WHAT YOU SHOULD DO: Copy, from the entries below, each line where the word "Libro" can be found.

RECORDS FOR THE EXERCISE:
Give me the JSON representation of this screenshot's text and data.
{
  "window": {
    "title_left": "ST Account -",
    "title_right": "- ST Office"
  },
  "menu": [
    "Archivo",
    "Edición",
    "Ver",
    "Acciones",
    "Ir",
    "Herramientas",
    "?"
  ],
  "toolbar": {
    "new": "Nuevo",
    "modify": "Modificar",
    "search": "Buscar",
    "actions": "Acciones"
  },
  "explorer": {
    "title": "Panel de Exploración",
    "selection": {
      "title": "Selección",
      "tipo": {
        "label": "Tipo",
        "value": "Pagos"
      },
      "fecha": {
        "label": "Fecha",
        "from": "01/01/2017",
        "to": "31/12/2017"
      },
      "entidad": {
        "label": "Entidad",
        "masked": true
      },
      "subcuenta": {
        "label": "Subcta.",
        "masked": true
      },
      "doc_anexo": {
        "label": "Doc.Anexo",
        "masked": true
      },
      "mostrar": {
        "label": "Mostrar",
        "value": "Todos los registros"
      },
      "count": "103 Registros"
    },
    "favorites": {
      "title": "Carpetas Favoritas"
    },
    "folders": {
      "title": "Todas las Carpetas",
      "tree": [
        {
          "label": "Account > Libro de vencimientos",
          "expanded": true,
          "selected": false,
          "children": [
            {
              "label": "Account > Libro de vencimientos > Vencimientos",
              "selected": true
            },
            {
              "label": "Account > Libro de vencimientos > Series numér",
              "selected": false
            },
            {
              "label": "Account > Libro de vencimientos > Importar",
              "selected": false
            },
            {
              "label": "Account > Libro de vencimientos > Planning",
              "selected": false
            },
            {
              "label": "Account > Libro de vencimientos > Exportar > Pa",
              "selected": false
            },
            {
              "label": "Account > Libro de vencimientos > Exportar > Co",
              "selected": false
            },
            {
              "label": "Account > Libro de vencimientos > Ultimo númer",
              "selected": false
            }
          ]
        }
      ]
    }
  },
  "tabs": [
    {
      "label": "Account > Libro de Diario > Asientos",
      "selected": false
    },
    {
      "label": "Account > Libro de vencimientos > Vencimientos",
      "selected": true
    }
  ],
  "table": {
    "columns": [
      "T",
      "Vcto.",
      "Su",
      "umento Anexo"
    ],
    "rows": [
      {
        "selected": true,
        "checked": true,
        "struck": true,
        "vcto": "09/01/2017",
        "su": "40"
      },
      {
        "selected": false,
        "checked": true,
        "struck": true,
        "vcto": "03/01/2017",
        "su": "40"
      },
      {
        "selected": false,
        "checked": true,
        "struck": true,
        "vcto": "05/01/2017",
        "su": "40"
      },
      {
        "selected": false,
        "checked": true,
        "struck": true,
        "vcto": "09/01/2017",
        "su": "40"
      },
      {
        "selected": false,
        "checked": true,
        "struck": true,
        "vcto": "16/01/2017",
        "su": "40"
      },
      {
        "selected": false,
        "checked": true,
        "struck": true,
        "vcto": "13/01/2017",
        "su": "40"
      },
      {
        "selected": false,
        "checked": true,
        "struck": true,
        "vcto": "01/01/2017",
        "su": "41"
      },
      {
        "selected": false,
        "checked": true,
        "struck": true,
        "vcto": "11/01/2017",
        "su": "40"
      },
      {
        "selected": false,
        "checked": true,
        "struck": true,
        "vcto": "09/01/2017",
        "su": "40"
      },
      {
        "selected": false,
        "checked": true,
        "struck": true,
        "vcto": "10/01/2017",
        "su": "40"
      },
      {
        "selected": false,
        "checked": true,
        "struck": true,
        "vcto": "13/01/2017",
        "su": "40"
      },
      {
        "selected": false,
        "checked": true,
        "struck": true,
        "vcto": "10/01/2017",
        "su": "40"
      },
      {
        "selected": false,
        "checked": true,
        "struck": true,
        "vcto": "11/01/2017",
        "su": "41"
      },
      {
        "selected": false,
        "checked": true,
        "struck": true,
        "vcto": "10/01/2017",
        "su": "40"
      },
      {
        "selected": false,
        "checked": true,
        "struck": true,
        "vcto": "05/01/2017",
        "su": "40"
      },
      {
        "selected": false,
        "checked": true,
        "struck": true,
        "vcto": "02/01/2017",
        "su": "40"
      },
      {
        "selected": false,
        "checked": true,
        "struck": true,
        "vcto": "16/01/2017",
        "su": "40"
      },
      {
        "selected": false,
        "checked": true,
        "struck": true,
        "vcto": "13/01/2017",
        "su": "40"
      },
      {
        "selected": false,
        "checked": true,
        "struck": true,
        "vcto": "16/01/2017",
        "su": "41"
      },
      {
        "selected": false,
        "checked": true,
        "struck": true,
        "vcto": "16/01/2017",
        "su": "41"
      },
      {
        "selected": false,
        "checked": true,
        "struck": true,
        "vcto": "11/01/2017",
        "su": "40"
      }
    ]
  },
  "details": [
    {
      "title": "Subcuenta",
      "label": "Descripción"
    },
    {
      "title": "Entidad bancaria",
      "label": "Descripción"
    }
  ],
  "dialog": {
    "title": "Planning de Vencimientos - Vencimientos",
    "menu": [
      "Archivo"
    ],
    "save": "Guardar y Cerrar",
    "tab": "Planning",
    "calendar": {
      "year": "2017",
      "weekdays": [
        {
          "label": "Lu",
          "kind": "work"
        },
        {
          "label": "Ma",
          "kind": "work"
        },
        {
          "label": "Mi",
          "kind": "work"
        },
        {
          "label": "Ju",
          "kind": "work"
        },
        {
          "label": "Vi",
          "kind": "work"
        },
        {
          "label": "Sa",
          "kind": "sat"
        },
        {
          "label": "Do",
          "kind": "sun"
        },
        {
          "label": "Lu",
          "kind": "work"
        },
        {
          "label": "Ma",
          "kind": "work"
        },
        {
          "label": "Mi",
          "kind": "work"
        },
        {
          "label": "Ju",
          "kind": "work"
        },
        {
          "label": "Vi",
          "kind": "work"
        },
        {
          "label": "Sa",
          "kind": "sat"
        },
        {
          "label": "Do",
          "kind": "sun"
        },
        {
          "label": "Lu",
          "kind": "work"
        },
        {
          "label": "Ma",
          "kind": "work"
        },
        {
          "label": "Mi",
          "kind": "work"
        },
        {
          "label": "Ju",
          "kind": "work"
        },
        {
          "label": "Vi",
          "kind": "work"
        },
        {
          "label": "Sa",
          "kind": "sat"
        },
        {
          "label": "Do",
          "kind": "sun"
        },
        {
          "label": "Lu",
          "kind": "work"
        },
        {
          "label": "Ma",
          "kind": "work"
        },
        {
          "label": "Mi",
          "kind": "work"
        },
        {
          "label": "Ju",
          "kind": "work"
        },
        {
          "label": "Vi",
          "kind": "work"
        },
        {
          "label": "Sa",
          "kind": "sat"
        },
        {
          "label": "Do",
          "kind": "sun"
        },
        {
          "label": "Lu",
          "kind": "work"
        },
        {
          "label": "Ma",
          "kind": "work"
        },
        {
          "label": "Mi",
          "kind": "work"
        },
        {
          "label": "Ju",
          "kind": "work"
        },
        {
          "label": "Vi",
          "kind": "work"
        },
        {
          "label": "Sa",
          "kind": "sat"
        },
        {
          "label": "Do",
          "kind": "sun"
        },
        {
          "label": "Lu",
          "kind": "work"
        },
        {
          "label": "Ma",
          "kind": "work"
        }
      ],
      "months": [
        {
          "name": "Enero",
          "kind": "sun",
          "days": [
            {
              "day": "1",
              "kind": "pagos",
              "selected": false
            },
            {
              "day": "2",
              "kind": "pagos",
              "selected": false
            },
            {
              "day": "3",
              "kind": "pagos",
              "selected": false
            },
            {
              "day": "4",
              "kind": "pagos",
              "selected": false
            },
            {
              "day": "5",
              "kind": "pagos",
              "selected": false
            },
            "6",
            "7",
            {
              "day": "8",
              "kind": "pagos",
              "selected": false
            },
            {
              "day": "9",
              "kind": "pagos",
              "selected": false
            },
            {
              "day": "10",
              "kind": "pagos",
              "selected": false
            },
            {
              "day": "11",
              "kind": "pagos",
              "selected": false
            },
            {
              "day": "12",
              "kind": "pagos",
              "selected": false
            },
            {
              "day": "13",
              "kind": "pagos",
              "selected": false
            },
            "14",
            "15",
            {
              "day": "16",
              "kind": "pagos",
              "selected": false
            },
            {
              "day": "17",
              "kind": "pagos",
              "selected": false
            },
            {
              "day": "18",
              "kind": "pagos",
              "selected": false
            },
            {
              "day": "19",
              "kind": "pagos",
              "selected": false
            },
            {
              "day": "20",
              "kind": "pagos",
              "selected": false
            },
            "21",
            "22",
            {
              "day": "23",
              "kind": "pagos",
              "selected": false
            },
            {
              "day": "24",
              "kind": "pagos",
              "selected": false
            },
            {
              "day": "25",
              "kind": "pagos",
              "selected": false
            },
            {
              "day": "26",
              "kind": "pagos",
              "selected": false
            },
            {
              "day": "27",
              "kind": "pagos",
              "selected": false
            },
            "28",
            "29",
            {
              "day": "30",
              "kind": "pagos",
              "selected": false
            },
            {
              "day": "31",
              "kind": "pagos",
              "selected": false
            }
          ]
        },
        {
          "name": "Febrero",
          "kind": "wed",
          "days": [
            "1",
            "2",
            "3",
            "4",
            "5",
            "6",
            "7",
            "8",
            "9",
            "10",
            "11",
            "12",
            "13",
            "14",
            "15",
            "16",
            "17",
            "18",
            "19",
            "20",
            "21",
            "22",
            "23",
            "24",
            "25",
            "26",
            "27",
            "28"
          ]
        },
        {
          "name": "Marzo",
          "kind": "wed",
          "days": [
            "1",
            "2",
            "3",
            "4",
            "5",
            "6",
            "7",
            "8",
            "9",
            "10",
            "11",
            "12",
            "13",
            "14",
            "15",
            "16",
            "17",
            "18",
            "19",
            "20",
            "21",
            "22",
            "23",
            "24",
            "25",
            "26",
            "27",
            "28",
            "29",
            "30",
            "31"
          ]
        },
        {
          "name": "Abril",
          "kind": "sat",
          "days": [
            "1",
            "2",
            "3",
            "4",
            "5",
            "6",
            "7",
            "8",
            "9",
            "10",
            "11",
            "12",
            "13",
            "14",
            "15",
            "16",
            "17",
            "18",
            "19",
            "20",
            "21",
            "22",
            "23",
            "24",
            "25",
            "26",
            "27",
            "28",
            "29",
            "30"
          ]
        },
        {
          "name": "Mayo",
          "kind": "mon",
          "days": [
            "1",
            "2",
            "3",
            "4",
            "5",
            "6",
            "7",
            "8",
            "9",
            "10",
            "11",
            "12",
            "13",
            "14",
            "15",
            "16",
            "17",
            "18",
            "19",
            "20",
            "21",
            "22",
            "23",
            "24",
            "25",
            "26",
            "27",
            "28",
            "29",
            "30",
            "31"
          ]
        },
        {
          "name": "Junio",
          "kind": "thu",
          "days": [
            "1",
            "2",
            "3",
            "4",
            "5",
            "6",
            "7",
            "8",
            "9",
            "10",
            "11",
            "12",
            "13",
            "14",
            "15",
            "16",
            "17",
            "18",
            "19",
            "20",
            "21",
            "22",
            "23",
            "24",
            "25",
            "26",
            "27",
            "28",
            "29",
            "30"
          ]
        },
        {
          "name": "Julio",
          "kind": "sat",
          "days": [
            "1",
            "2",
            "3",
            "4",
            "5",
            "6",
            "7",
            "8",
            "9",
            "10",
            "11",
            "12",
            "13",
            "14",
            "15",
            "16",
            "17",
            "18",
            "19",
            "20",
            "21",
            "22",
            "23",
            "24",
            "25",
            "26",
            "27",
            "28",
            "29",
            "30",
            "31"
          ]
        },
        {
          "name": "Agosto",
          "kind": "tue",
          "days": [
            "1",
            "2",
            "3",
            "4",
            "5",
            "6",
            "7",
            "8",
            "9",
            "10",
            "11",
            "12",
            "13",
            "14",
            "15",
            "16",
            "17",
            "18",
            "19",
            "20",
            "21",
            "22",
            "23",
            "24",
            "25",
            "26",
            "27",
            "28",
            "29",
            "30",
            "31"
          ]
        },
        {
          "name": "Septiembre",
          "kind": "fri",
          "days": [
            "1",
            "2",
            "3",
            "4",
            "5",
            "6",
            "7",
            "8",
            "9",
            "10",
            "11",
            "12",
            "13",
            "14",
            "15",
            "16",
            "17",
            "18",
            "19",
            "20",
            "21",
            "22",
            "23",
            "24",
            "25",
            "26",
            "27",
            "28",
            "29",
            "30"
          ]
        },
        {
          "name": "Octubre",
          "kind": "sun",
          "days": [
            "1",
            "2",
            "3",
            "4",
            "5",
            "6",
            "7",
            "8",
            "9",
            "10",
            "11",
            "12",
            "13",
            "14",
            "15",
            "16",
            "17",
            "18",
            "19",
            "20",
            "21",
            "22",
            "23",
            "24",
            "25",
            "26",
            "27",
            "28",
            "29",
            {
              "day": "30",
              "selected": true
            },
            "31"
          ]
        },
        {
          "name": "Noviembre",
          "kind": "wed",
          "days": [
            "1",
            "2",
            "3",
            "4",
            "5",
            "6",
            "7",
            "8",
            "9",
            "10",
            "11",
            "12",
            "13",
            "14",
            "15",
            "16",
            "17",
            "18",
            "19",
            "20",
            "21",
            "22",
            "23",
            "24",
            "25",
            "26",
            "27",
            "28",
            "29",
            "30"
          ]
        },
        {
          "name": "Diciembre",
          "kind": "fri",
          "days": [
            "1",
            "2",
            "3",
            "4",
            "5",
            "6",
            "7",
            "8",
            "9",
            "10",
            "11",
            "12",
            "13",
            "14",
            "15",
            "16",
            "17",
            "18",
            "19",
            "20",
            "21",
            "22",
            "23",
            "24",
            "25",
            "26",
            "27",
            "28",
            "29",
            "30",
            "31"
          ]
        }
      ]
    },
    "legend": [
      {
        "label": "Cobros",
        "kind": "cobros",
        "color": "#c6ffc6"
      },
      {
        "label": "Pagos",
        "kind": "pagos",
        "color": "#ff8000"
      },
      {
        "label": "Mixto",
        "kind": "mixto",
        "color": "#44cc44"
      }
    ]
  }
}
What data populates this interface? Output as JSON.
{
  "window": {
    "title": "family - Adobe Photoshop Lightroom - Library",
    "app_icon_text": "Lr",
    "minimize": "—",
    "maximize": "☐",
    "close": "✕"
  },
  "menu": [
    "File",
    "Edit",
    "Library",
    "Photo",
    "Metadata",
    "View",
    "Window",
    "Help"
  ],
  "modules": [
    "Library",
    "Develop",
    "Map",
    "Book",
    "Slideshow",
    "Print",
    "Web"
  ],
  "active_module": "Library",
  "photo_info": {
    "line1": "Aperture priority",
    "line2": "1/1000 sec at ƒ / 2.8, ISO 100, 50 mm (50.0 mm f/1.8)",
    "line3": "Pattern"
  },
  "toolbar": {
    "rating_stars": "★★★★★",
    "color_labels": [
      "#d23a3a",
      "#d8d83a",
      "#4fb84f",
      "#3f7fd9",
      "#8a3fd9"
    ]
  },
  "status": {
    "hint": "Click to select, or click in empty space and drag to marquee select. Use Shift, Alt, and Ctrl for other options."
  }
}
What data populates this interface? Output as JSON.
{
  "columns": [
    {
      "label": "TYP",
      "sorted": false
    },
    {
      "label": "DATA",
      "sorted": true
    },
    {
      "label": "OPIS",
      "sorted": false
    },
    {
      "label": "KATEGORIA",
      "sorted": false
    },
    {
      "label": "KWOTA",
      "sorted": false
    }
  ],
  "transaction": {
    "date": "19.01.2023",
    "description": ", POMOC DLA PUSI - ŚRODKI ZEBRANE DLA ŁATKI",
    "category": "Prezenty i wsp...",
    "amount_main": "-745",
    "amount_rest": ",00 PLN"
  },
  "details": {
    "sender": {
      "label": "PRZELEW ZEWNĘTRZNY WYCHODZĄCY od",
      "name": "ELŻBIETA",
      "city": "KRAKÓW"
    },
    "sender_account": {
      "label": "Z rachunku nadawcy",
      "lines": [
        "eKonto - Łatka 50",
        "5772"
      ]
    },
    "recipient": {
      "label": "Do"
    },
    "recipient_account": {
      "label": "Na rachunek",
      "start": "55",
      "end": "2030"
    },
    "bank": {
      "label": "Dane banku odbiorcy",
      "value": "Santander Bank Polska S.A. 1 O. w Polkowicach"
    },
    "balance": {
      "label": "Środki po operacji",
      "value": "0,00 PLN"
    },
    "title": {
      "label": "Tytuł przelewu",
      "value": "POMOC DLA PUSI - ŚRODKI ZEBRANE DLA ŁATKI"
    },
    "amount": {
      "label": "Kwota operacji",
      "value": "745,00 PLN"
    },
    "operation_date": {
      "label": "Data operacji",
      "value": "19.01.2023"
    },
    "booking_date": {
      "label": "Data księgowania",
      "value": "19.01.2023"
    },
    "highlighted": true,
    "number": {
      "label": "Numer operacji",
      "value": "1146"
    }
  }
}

WRITTEN ANSWER:
          "label": "Account > Libro de vencimientos",
              "label": "Account > Libro de vencimientos > Vencimientos",
              "label": "Account > Libro de vencimientos > Series numér",
              "label": "Account > Libro de vencimientos > Importar",
              "label": "Account > Libro de vencimientos > Planning",
              "label": "Account > Libro de vencimientos > Exportar > Pa",
              "label": "Account > Libro de vencimientos > Exportar > Co",
              "label": "Account > Libro de vencimientos > Ultimo númer",
      "label": "Account > Libro de Diario > Asientos",
      "label": "Account > Libro de vencimientos > Vencimientos",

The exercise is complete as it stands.